Climate change – where are we????
Climate change has posed a serious threat to the world. The scientists and researchers have been talking about the same for many decades. But it seems that the results are much more evident today. Constant burning of the amazon rainforest, rise in the global average surface temperature, rate of warming and rise in the sea level, frequency and intensity of natural calamities like droughts and cyclones have indicated that human action has majorly damaged our mother nature and the results are quite disastrous.
India and rain….
And India is said to be severely affected by the same. India is a major developing country and climate change makes matter worse for even our economy. The great Himalayas which houses the world’s third-largest ice mass on the earth is situated at our Northern side. India has a 7500Km long densely populated coastline and any changes to the climate have quite a visible impact on our country. And the southern side of our country is vastly dominated by the oceans. Mostly the rural population of our country is still based on climatic occupations – agriculture, fishing, animal breeding and likewise. thus, climate change is quite evident in large parts of the country. When the southern states of the country witnesses flood the other states are still under heatwaves. There are places like Odisha which suffer from drought every year but then again there are places like Mumbai where flood is common every year.
Threats of Excessive rain…..
And these floods come with a major threat. Regular floods have a long term and a quite dangerous impact on our health. Not only our occupation and the general life are hit by floods but also health takes a toll. Flood brings a number of infections and viruses.
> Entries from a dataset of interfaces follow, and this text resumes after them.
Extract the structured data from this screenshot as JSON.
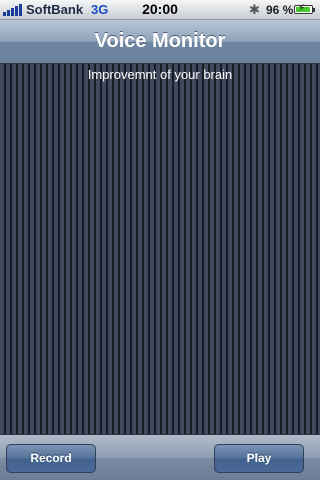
{
  "status_bar": {
    "carrier": "SoftBank",
    "network": "3G",
    "time": "20:00",
    "bluetooth_icon": "bluetooth-icon",
    "battery_percent": "96 %",
    "battery_level": 0.96,
    "charging_icon": "lightning-bolt-icon"
  },
  "nav_bar": {
    "title": "Voice Monitor"
  },
  "content": {
    "subtitle": "Improvemnt of your brain"
  },
  "toolbar": {
    "record_label": "Record",
    "play_label": "Play"
  },
  "colors": {
    "nav_bar": "#8fa2ba",
    "content_background": "#3d4454",
    "stripe_dark": "#161a22",
    "button": "#4a6996",
    "battery_fill": "#46c92f"
  }
}
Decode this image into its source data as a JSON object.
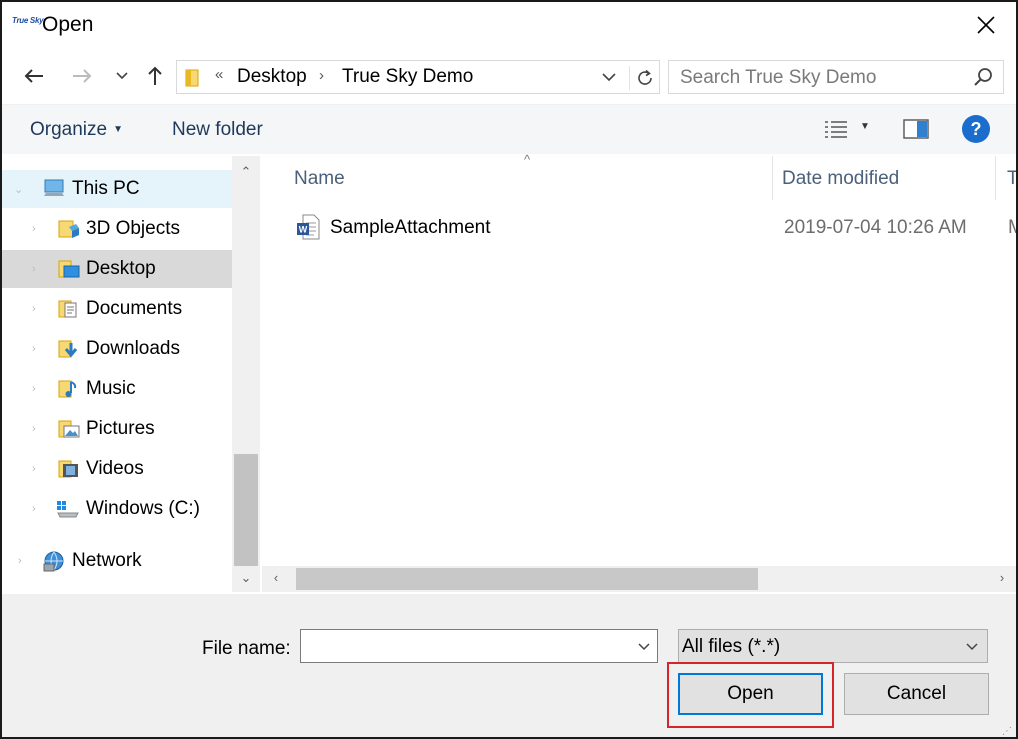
{
  "window": {
    "title": "Open",
    "app_logo_text": "True Sky",
    "close_icon": "close-icon"
  },
  "nav": {
    "back_icon": "back-arrow-icon",
    "forward_icon": "forward-arrow-icon",
    "recent_icon": "chevron-down-icon",
    "up_icon": "up-arrow-icon",
    "path_overflow": "«",
    "path": [
      "Desktop",
      "True Sky Demo"
    ],
    "search_placeholder": "Search True Sky Demo"
  },
  "toolbar": {
    "organize_label": "Organize",
    "new_folder_label": "New folder",
    "help_label": "?"
  },
  "tree": {
    "items": [
      {
        "label": "This PC",
        "icon": "computer-icon"
      },
      {
        "label": "3D Objects",
        "icon": "3d-objects-folder-icon"
      },
      {
        "label": "Desktop",
        "icon": "desktop-folder-icon"
      },
      {
        "label": "Documents",
        "icon": "documents-folder-icon"
      },
      {
        "label": "Downloads",
        "icon": "downloads-folder-icon"
      },
      {
        "label": "Music",
        "icon": "music-folder-icon"
      },
      {
        "label": "Pictures",
        "icon": "pictures-folder-icon"
      },
      {
        "label": "Videos",
        "icon": "videos-folder-icon"
      },
      {
        "label": "Windows (C:)",
        "icon": "drive-icon"
      },
      {
        "label": "Network",
        "icon": "network-icon"
      }
    ],
    "selected": "Desktop"
  },
  "list": {
    "columns": {
      "name": "Name",
      "date": "Date modified",
      "type": "T"
    },
    "files": [
      {
        "name": "SampleAttachment",
        "date": "2019-07-04 10:26 AM",
        "type": "M",
        "icon": "word-document-icon"
      }
    ]
  },
  "footer": {
    "file_name_label": "File name:",
    "file_name_value": "",
    "filter_value": "All files (*.*)",
    "open_label": "Open",
    "cancel_label": "Cancel"
  },
  "colors": {
    "accent": "#0078d7",
    "highlight": "#d8232a",
    "selection": "#d9d9d9",
    "help_blue": "#1a6dcc"
  }
}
Vector-borne diseases and water-borne diseases become quite common with a flood. No doubt malaria and diarrhea and spreading every year. WHO has released a statement where it is clearly defined that approximately 3.4 million people suffer from water-borne diseases every year globally. United Nations has also revealed that approximately 1 lakh people die every year owing to water-borne diseases in India. Post-2013 rains, it was widely reported that 83% of Mumbai people suffer from water-borne diseases.
Moreover, injuries of small or bigger scale are quite common in case of flood and heavy rains. Researches have shown that driving accidents are quite common in wet conditions as compared to snow or even landslides.
Other than that reduced availability of fresh water poses a serious threat because there is a significant reduction in the drinking water. And the consumption of unsafe drinking water leads to many other health concerns.
As per the Senior Irrigation department official,
“It muddy and bacteria-infected. Drinking this water will give rise to various water-related diseases like diarrhea, vomitting. It is always advisable not to drink dead water, but due to the unprecedented water crisis, permission to use this water has been given,”
And of course, flood causes a change in the agricultural land as well. Complete soil pattern changes because of flood and as a result the soil productivity and the crop output suffers. No wonder the quality of our crops have substantially reduced and thus the farmers have also increased the use of pesticides.
Prevention of water-borne diseases is actually next to impossible. It is because you regularly come in contact with floodwater. So, if you really want to prevent water-borne diseases, then any kind of contact first needs to be broken. You also should be able to consume and even use completely treated and safe water for your personal use. And recommend the same to your family because waterborne diseases are highly contagious in nature. And thus they would spread within no time.